It Only Takes A Moment
Peng Gaofeng is proud of the business he built. He and his family moved to moved to Shenzhen in 2006 and opened a store where locals could make long-distance calls. One busy afternoon, young Peng Wenle went outside to play with friends. In just a moment, he was gone.
A surveillance camera later revealed that Peng Wenle was picked up and carried off by a stranger. Although the images were enough to reveal the kidnapping, they were too grainy to identify the perpetrator. And just like that, another child was missing.
A Frantic Search
The family was devastated, but desperate to find their abducted son. They put up fliers and posters throughout the city, begging for information. No one came forward.
As one heartbreaking day moved on to the next, family members frantically tried to stay positive. Xiong Yili, Peng’s mother, expressed her frustration: “China is such a big country. We thought it would be like finding a needle in the ocean.” Nothing seemed to work. It was time for a new approach.
The Internet serves thousands of purposes. A group of Chinese citizens, under the leadership of Professor Yu Jianrong, is using the Web to help reunite families with abducted children. With their help, China now boasts a series of websites where families can post photos and comments about kidnapped kids.
After trying everything he could think of, Peng Gaofeng began to believe he would never see his son again. When he heard about the microblog sites, he decided to give them a try. He uploaded photos and asked people to contact him if they had any information at all.
The Long-Awaited Response
While in a small village about 800 miles away from Shenzhen, a university student saw a child he recognized. The student believed this boy matched a photo he’d seen online. He quickly contacted the man who posted the photo.
Peng Gaofeng was surprised to hear from the student. By now three years had passed, and he feared he’d never learn what happened to his child. After receiving photos from the helpful student, Peng Gaofeng was certain. The boy was his missing son.
Local police were called immediately. Authorities made arrangements and accompanied Peng Gaofeng on a flight to see the 6-year-old who could be his child. They were to meet outside of a police station near the village.
The moment their eyes met, they knew. Father and son were together again. As Peng Gaofeng broke down in tears, officers asked the young boy who he was. The child replied, “That man crying is my father.”
Today, Peng Wenle is finally where he belongs. It may take some time to readjust to being back home, but the healing process has begun. The family is eternally grateful for the student who helped them, and the microblog sites that brought them together.
News of the reunion spread quickly, and the sites that help families find abducted children have received massive amounts of attention. Here’ hoping for many more stories with happy endings. Thank you for reading the PeopleFinders people search blog.

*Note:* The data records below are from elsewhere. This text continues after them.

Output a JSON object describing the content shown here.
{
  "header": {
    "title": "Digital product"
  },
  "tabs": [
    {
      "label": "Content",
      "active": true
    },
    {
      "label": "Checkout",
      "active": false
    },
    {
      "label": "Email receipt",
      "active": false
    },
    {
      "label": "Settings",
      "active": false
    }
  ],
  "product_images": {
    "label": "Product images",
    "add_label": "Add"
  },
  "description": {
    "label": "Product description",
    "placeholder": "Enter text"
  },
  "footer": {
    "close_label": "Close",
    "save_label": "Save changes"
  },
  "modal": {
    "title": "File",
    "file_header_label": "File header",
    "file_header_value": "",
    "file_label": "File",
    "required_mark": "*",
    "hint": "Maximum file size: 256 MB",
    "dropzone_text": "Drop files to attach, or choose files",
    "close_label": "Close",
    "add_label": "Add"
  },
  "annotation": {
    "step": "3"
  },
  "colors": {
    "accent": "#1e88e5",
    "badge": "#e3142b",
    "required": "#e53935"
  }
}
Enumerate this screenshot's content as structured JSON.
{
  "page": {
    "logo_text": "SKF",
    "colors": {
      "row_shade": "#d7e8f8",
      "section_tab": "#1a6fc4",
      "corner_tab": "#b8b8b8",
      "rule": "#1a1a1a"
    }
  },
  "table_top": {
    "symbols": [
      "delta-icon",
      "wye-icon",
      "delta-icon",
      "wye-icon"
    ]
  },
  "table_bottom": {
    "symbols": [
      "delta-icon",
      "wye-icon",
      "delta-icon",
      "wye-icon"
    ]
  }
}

Tags: 6 Year Old Reunites With Family, Child Abduction, China, Kidnapped Boy Reunited With Family, Peng Gaofeng, Peng Wenle, People Search, PeopleFinders, Professor Yu Jianrong, Shenzhen China, Xiong Yili